I logged onto Facebook recently to find this message from my friend and former boss from my radio marketing days:
Um… no. I did not sleep with Peter Frampton. And if I were to sleep with an aging rock star, it certainly wouldn’t be one who starred in the worst rock opera ever made.
I said as much to Jeff.
That said, Peter Frampton and I did share a fateful encounter involving pizza. And it’s a pretty awesome story. One that really needs to be shared with as many people as possible. And who am I to deny the people what they need?
It was the summer of 1994. I’d returned home following my freshman year of college and was working as a hostess at Dakota’s, a trendy country-western bar in Innsbrook, Richmond’s trendy mixed-use urban center located in the ultra-trendy West End.
Innsbrook hosts a popular summer evening concert series called Innsbrook After Hours, which draws such classic acts as Chicago, Men At Work, and Lynyrd Skynyrd. And in the summer of 1994, Peter Frampton was on the line-up.
Concert nights were downright crazy at Dakota’s. As the first line of defense against a sea of drunken patrons looking to satisfy their munchies, I rarely had time to even notice who was playing Innsbrook After Hours, much less become starstruck by the [slightly washed-up] celebrities in my midst. I mainly just wanted to make it to 10pm, when the kitchen closed and the crowds thinned out as patrons moved on to the restaurant’s club to hilariously try their hand at line-dancing.

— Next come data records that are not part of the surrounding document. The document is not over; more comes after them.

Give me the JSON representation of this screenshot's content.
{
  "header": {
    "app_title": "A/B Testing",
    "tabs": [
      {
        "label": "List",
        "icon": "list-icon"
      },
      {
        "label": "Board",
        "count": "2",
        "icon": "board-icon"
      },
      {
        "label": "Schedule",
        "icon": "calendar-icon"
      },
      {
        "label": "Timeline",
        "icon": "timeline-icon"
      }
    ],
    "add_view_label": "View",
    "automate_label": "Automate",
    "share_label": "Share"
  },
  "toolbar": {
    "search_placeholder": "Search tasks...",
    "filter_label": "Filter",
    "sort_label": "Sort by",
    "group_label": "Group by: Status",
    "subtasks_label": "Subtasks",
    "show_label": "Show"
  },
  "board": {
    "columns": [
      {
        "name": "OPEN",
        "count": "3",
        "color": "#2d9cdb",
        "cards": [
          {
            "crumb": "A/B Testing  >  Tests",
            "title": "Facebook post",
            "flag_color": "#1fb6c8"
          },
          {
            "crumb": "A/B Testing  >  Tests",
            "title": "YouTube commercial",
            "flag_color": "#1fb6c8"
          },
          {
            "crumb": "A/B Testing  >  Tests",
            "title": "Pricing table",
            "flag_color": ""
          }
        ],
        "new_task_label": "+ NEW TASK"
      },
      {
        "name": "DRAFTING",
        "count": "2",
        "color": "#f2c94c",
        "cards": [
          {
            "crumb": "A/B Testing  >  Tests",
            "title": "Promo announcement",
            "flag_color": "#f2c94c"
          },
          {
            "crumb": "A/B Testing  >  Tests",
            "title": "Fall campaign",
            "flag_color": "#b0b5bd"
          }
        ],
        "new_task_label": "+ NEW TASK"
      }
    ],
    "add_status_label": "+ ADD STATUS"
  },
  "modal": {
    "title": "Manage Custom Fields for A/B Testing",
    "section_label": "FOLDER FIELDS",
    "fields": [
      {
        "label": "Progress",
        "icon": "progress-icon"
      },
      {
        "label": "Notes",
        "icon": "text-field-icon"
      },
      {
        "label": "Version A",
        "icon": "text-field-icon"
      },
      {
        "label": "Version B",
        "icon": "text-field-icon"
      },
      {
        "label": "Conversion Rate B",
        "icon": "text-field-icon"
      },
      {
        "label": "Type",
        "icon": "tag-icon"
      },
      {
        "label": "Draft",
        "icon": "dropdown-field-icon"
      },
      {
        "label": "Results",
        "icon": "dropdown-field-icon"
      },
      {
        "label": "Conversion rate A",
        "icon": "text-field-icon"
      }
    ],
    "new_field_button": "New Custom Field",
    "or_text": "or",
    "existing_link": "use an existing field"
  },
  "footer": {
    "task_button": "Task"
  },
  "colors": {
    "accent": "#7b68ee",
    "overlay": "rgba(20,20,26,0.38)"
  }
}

On this particular night, I was sitting on my hostess stool at approximately 10:30 p.m. catching my breath after the evening rush, when the phone rang.
“Hi, I’m staying at the hotel next door and I’d like to place a to-go order for a pizza,” said a gentle male voice in response to my greeting.
As hostess, one of my duties was to take and deliver to-go orders for guests staying at the AmeriSuites hotel across the plaza. It was like room service, only with better food.
Alas, in this case, my hands were tied.
“I’m sorry, sir. Our kitchen closed 30 minutes ago.”
“So, you can’t make a pizza?”
“I’m afraid not, sir.”
“Not even for Peter Frampton?”
That’s right. Peter Frampton name-dropped on me… USING HIS OWN NAME.
And in most cases, it would have worked. But unfortunately for a tired and hungry Peter Frampton, on this night he was speaking to a self-centered 19-year-old non-classic rock fan who had no idea that he was a world-class guitarist and rock god who had sold millions of albums worldwide, and that he – not Big Mountain – was the original recording artist of “Baby, I Love Your Way.”
All I knew was that Peter Frampton was a guy who’d apparently had some hits back in the 70′s. And that our kitchen was closed.
So, I simply said, “I’m really very sorry, sir.”
Leading Peter Frampton to rather dejectedly respond, “Okay. Thank you.”
Hindsight being 20/20, of course, I have to cringe a little when I think back on that night. For in the infinite wisdom, maturity, and empathy I’ve gained over the last 16 years, I now recognize that, at the very least, I should have asked my manager if we could make an exception for Peter Frampton. Not because he was a celebrity, but because he had just spent hours performing in front of a crowd of thousands and was no doubt bushed.
Then again, I doubt my naive slight amounted to much more than a blip on the radar of the rock legend’s otherwise illustrious career. Even if Jim swears it’s what led him to do Geico commercials.
Besides, it made my one brush with celebrity that much more interesting. After all, I can now say that I once denied Peter Frampton a pizza.
Have you ever had a celebrity encounter (or non-encounter, as the case may be)?